* DIRECTIONS FOR THIS TASK *
Search the listing below for the word "için" and copy each line that holds it.
=== Section Start ===
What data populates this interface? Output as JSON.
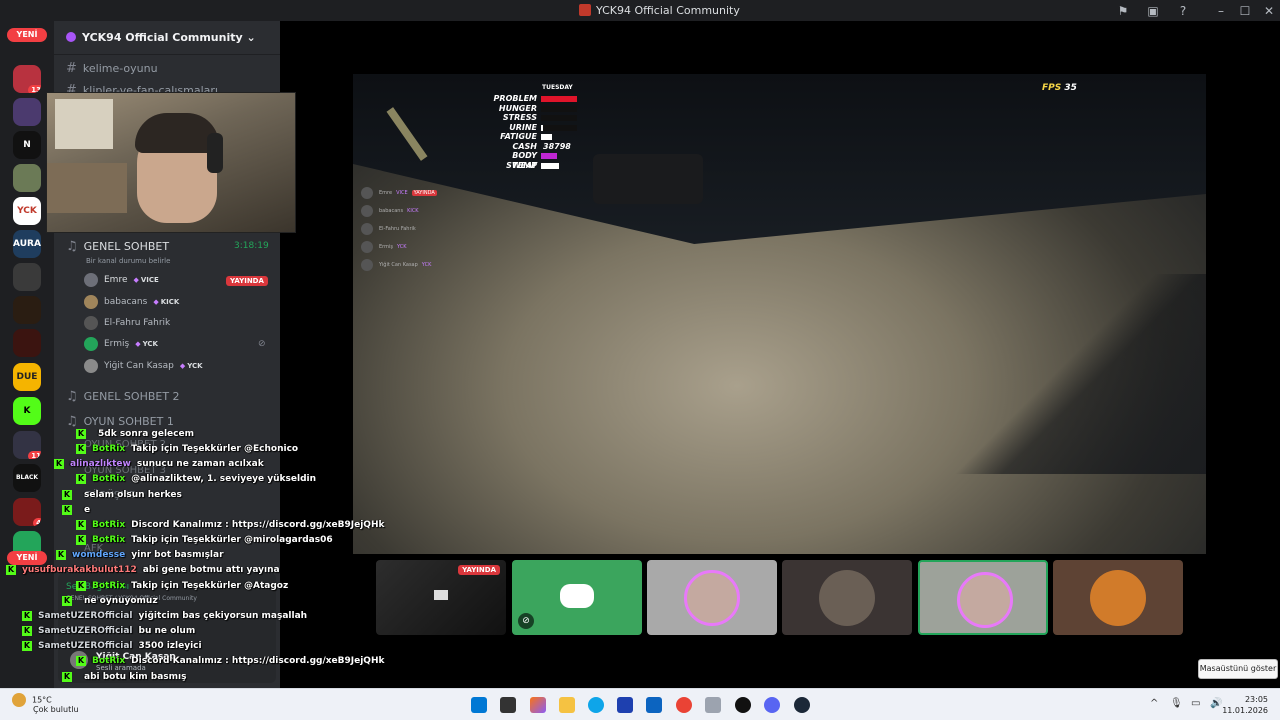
{
  "window": {
    "title": "YCK94 Official Community"
  },
  "servers": {
    "new_label_top": "YENİ",
    "new_label_bottom": "YENİ",
    "badges": [
      "13",
      "4",
      "11",
      "4"
    ]
  },
  "guild": {
    "name": "YCK94 Official Community"
  },
  "channels": {
    "kelime": "kelime-oyunu",
    "klipler": "klipler-ve-fan-çalışmaları",
    "genel_sohbet": "GENEL SOHBET",
    "genel_sohbet_timer": "3:18:19",
    "status_hint": "Bir kanal durumu belirle",
    "genel_sohbet_2": "GENEL SOHBET 2",
    "oyun_sohbet_1": "OYUN SOHBET 1",
    "oyun_sohbet_2": "OYUN SOHBET 2",
    "oyun_sohbet_3": "OYUN SOHBET 3",
    "gorusme": "GÖRÜŞME",
    "afk": "AFK"
  },
  "voice_users": [
    {
      "name": "Emre",
      "tag": "VICE",
      "live": "YAYINDA"
    },
    {
      "name": "babacans",
      "tag": "KICK"
    },
    {
      "name": "El-Fahru Fahrik",
      "tag": ""
    },
    {
      "name": "Ermiş",
      "tag": "YCK"
    },
    {
      "name": "Yiğit Can Kasap",
      "tag": "YCK"
    }
  ],
  "game_hud": {
    "day": "TUESDAY",
    "stats": [
      {
        "label": "PROBLEM",
        "level": 1.0,
        "color": "#e0142a"
      },
      {
        "label": "HUNGER",
        "level": 0.0,
        "color": "#ffffff"
      },
      {
        "label": "STRESS",
        "level": 0.0,
        "color": "#ffffff"
      },
      {
        "label": "URINE",
        "level": 0.05,
        "color": "#ffffff"
      },
      {
        "label": "FATIGUE",
        "level": 0.3,
        "color": "#ffffff"
      },
      {
        "label": "CASH",
        "value": "38798"
      },
      {
        "label": "BODY TEMP",
        "level": 0.45,
        "color": "#c026d3"
      },
      {
        "label": "SWEAT",
        "level": 0.5,
        "color": "#ffffff"
      }
    ],
    "fps_label": "FPS",
    "fps_value": "35"
  },
  "game_overlay_voice": [
    {
      "name": "Emre",
      "tag": "VICE",
      "live": "YAYINDA"
    },
    {
      "name": "babacans",
      "tag": "KICK"
    },
    {
      "name": "El-Fahru Fahrik",
      "tag": ""
    },
    {
      "name": "Ermiş",
      "tag": "YCK"
    },
    {
      "name": "Yiğit Can Kasap",
      "tag": "YCK"
    }
  ],
  "stream_tiles": {
    "live_label": "YAYINDA"
  },
  "voice_panel": {
    "label": "Ses Bağlantısı",
    "sub": "GENEL SOHBET / YCK94 Official Community",
    "user": "Yiğit Can Kasap",
    "user_status": "Sesli aramada"
  },
  "chat": [
    {
      "user": "",
      "msg": "5dk sonra gelecem",
      "color": "#ff3b3b"
    },
    {
      "user": "BotRix",
      "msg": "Takip için Teşekkürler @Echonico",
      "color": "#53fc18"
    },
    {
      "user": "alinazlıktew",
      "msg": "sunucu ne zaman acılxak",
      "color": "#c084fc"
    },
    {
      "user": "BotRix",
      "msg": "@alinazliktew, 1. seviyeye yükseldin",
      "color": "#53fc18"
    },
    {
      "user": "",
      "msg": "selam olsun herkes",
      "color": "#ff3b3b"
    },
    {
      "user": "",
      "msg": "e",
      "color": "#ff3b3b"
    },
    {
      "user": "BotRix",
      "msg": "Discord Kanalımız : https://discord.gg/xeB9JejQHk",
      "color": "#53fc18"
    },
    {
      "user": "BotRix",
      "msg": "Takip için Teşekkürler @mirolagardas06",
      "color": "#53fc18"
    },
    {
      "user": "womdesse",
      "msg": "yinr bot basmışlar",
      "color": "#60a5fa"
    },
    {
      "user": "yusufburakakbulut112",
      "msg": "abi gene botmu attı yayına",
      "color": "#ff7b7b"
    },
    {
      "user": "BotRix",
      "msg": "Takip için Teşekkürler @Atagoz",
      "color": "#53fc18"
    },
    {
      "user": "",
      "msg": "ne oynuyomuz",
      "color": "#ff3b3b"
    },
    {
      "user": "SametUZEROfficial",
      "msg": "yiğitcim bas çekiyorsun maşallah",
      "color": "#d1d5db"
    },
    {
      "user": "SametUZEROfficial",
      "msg": "bu ne olum",
      "color": "#d1d5db"
    },
    {
      "user": "SametUZEROfficial",
      "msg": "3500 izleyici",
      "color": "#d1d5db"
    },
    {
      "user": "BotRix",
      "msg": "Discord Kanalımız : https://discord.gg/xeB9JejQHk",
      "color": "#53fc18"
    },
    {
      "user": "",
      "msg": "abi botu kim basmış",
      "color": "#ff3b3b"
    }
  ],
  "taskbar": {
    "temp": "15°C",
    "weather": "Çok bulutlu",
    "time": "23:05",
    "date": "11.01.2026",
    "show_desktop": "Masaüstünü göster"
  }
}
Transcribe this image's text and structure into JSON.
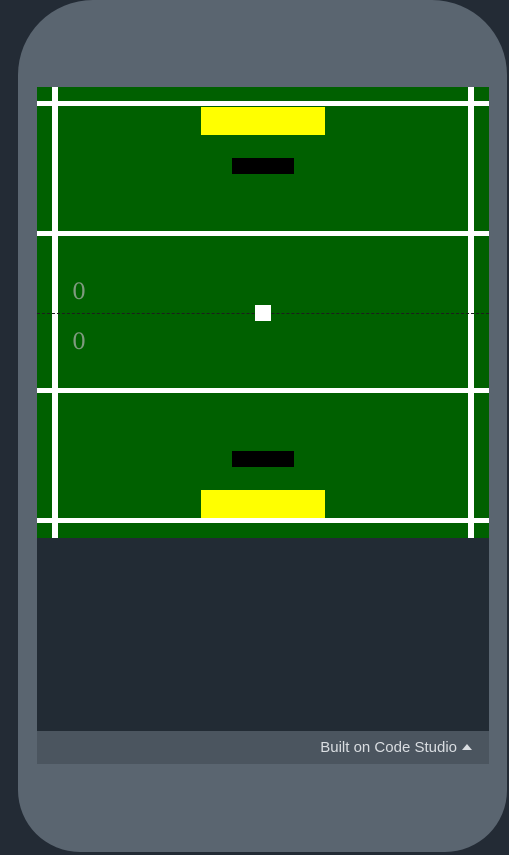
{
  "game": {
    "score_top": "0",
    "score_bottom": "0",
    "colors": {
      "field": "#006000",
      "lines": "#ffffff",
      "goals": "#ffff00",
      "paddles": "#000000",
      "ball": "#ffffff"
    }
  },
  "footer": {
    "label": "Built on Code Studio",
    "icon": "triangle-up-icon"
  }
}
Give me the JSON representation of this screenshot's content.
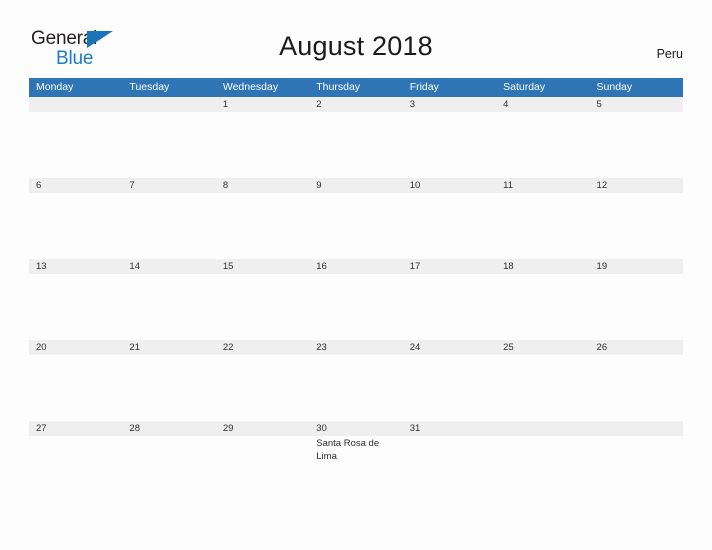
{
  "logo": {
    "word_one": "General",
    "word_two": "Blue",
    "flag_icon": "triangle-flag-icon",
    "brand_blue": "#1a7cc1"
  },
  "header": {
    "title": "August 2018",
    "country": "Peru"
  },
  "calendar": {
    "header_bg": "#2f75b5",
    "band_bg": "#efefef",
    "weekdays": [
      "Monday",
      "Tuesday",
      "Wednesday",
      "Thursday",
      "Friday",
      "Saturday",
      "Sunday"
    ],
    "weeks": [
      [
        {
          "day": "",
          "holiday": ""
        },
        {
          "day": "",
          "holiday": ""
        },
        {
          "day": "1",
          "holiday": ""
        },
        {
          "day": "2",
          "holiday": ""
        },
        {
          "day": "3",
          "holiday": ""
        },
        {
          "day": "4",
          "holiday": ""
        },
        {
          "day": "5",
          "holiday": ""
        }
      ],
      [
        {
          "day": "6",
          "holiday": ""
        },
        {
          "day": "7",
          "holiday": ""
        },
        {
          "day": "8",
          "holiday": ""
        },
        {
          "day": "9",
          "holiday": ""
        },
        {
          "day": "10",
          "holiday": ""
        },
        {
          "day": "11",
          "holiday": ""
        },
        {
          "day": "12",
          "holiday": ""
        }
      ],
      [
        {
          "day": "13",
          "holiday": ""
        },
        {
          "day": "14",
          "holiday": ""
        },
        {
          "day": "15",
          "holiday": ""
        },
        {
          "day": "16",
          "holiday": ""
        },
        {
          "day": "17",
          "holiday": ""
        },
        {
          "day": "18",
          "holiday": ""
        },
        {
          "day": "19",
          "holiday": ""
        }
      ],
      [
        {
          "day": "20",
          "holiday": ""
        },
        {
          "day": "21",
          "holiday": ""
        },
        {
          "day": "22",
          "holiday": ""
        },
        {
          "day": "23",
          "holiday": ""
        },
        {
          "day": "24",
          "holiday": ""
        },
        {
          "day": "25",
          "holiday": ""
        },
        {
          "day": "26",
          "holiday": ""
        }
      ],
      [
        {
          "day": "27",
          "holiday": ""
        },
        {
          "day": "28",
          "holiday": ""
        },
        {
          "day": "29",
          "holiday": ""
        },
        {
          "day": "30",
          "holiday": "Santa Rosa de Lima"
        },
        {
          "day": "31",
          "holiday": ""
        },
        {
          "day": "",
          "holiday": ""
        },
        {
          "day": "",
          "holiday": ""
        }
      ]
    ]
  }
}
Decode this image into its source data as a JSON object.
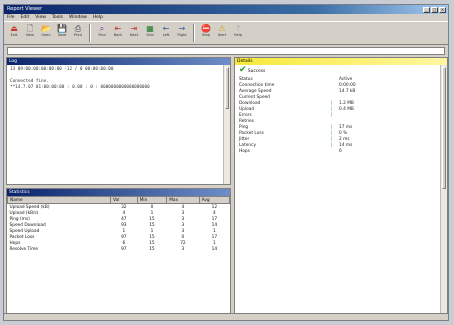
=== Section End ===
* COMPLETED EXERCISE *
      "msg": "Takip için Teşekkürler @Echonico",
      "msg": "Takip için Teşekkürler @mirolagardas06",
      "msg": "Takip için Teşekkürler @Atagoz",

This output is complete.